Zika virus can persist in cerebrospinal fluid (CSF), lymph nodes and colorectal tissue of infected rhesus monkeys for weeks after the virus has been cleared from blood, urine and mucosal secretions, according to a study published online in Cell.
Study overturns seminal research about the developing nervous system
New research by scientists at the Eli and Edythe Broad Center of Regenerative Medicine and Stem Cell Research at UCLA overturns a long-standing paradigm about how axons grow during embryonic development.
As fins evolve to help fish swim, so does the nervous system
The sensory system in fish fins evolves in parallel to fin shape and mechanics, and is specifically tuned to work with the fish's swimming behavior, according to new research from the University of Chicago.
Antibodies as 'messengers' in the nervous system
Antibodies are able to activate human nerve cells within milliseconds and hence modify their function -- that is the surprising conclusion of a study carried out at Human Biology at the Technical University of Munich (TUM).
More Central Nervous System News and Central Nervous System Current Events
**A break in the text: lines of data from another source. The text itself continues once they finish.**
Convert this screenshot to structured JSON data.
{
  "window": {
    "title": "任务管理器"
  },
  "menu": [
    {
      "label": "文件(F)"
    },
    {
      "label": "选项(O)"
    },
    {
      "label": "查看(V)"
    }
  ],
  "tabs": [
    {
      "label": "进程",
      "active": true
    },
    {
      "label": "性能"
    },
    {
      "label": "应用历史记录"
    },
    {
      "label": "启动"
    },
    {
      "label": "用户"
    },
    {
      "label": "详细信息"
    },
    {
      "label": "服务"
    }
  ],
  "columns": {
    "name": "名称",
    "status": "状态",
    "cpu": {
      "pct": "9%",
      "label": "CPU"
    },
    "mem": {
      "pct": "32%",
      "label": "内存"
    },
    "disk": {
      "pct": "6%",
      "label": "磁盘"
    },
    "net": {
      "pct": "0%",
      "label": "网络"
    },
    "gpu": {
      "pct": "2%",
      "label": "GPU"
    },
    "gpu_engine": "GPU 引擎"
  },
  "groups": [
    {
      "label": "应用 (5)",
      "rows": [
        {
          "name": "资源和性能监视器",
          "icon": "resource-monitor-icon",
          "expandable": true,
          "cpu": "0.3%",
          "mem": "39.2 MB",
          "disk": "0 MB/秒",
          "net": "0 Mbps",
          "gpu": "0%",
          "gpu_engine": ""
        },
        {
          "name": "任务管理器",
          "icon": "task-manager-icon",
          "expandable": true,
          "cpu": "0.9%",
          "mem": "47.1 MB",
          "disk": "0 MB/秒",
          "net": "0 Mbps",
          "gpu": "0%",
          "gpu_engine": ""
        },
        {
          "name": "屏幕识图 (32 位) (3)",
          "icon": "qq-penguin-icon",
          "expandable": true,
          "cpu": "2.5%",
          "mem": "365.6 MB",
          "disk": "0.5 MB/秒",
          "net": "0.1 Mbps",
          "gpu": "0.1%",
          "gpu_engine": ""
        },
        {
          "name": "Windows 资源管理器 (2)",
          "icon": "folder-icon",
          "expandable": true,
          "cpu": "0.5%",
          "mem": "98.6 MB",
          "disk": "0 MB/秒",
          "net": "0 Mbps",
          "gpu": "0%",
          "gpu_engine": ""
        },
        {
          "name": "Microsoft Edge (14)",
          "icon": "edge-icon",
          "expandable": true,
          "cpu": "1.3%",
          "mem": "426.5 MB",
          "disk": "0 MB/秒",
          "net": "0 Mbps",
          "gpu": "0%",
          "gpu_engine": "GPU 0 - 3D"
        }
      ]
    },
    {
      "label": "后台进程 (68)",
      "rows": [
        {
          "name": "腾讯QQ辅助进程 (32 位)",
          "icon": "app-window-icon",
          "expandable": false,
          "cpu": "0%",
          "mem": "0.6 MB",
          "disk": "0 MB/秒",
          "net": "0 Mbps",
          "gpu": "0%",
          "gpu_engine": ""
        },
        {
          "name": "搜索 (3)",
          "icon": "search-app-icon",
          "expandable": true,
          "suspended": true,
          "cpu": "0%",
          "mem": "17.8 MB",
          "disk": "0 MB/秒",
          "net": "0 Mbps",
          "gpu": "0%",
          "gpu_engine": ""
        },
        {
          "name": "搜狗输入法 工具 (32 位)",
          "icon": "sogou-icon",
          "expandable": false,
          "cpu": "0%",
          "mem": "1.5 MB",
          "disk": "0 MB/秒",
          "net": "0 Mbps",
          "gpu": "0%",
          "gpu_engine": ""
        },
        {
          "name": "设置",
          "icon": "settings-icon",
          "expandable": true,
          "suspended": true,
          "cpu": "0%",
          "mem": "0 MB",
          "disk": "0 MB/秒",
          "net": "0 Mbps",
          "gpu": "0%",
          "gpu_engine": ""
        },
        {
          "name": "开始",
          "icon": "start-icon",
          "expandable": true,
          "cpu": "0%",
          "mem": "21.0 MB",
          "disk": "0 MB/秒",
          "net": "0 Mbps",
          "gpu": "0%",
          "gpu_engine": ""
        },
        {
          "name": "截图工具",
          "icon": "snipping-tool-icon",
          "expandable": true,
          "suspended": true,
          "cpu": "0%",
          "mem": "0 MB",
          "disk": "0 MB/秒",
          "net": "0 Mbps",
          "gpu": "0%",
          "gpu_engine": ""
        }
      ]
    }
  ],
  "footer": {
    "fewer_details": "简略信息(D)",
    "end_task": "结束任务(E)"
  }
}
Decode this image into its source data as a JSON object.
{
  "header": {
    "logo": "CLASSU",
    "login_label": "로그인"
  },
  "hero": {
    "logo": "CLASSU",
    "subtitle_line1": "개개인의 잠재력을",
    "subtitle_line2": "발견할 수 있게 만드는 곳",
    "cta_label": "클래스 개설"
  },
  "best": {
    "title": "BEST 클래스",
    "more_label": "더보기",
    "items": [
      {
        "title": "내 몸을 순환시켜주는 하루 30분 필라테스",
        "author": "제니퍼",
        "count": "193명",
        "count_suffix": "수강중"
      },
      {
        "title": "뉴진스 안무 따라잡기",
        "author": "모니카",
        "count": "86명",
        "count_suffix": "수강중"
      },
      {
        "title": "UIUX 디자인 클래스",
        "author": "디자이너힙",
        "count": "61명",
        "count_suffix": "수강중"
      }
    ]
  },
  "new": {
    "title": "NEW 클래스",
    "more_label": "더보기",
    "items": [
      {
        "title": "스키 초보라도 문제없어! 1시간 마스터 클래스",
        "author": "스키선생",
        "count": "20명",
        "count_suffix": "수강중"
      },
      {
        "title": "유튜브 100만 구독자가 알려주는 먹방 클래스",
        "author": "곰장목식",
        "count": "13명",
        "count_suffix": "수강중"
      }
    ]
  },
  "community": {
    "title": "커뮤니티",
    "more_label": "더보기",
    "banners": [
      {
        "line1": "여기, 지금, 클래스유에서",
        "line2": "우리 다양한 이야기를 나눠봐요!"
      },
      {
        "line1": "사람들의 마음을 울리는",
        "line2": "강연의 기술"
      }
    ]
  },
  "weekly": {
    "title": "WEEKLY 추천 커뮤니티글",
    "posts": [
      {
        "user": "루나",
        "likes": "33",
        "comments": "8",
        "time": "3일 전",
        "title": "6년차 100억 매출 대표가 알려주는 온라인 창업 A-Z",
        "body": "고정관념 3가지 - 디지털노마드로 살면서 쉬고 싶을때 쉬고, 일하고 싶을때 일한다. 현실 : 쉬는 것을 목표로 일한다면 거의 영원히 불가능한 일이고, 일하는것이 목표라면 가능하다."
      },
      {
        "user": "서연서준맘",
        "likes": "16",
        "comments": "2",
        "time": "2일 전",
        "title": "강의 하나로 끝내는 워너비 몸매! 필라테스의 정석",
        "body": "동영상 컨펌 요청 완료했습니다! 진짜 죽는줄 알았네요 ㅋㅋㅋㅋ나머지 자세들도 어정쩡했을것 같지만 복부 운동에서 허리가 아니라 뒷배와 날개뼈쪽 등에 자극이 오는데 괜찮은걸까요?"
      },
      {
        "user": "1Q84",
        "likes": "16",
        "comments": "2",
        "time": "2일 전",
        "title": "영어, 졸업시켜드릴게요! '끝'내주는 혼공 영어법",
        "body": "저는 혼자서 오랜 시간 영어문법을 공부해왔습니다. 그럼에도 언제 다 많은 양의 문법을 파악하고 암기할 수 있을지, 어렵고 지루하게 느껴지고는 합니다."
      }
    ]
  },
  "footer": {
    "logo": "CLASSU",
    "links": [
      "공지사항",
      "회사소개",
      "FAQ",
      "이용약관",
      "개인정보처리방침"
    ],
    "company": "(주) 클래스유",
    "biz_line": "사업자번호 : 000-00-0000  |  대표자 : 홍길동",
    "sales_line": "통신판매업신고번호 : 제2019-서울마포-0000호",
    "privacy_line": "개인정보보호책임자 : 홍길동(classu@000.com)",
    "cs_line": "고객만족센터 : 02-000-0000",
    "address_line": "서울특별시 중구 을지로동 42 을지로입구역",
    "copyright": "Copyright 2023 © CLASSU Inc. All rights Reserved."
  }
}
Best Science Podcasts 2019

We have hand picked the best science podcasts for 2019. Sit back and enjoy new science podcasts updated daily from your favorite science news services and scientists.
Now Playing: TED Radio Hour

Teaching For Better Humans
More than test scores or good grades — what do kids need to prepare them for the future? This hour, guest host Manoush Zomorodi and TED speakers explore how to help children grow into better humans, in and out of the classroom. Guests include educators Olympia Della Flora and Liz Kleinrock, psychologist Thomas Curran, and writer Jacqueline Woodson.
Now Playing: Science for the People

#535 Superior
Apologies for the delay getting this week's episode out! A technical glitch slowed us down, but all is once again well. This week, we look at the often troubling intertwining of science and race: its long history, its ability to persist even during periods of disrepute, and the current forms it takes as it resurfaces, leveraging the internet and nationalism to buoy itself. We speak with Angela Saini, independent journalist and author of the new book "Superior: The Return of Race Science", about where race science went and how it's coming back.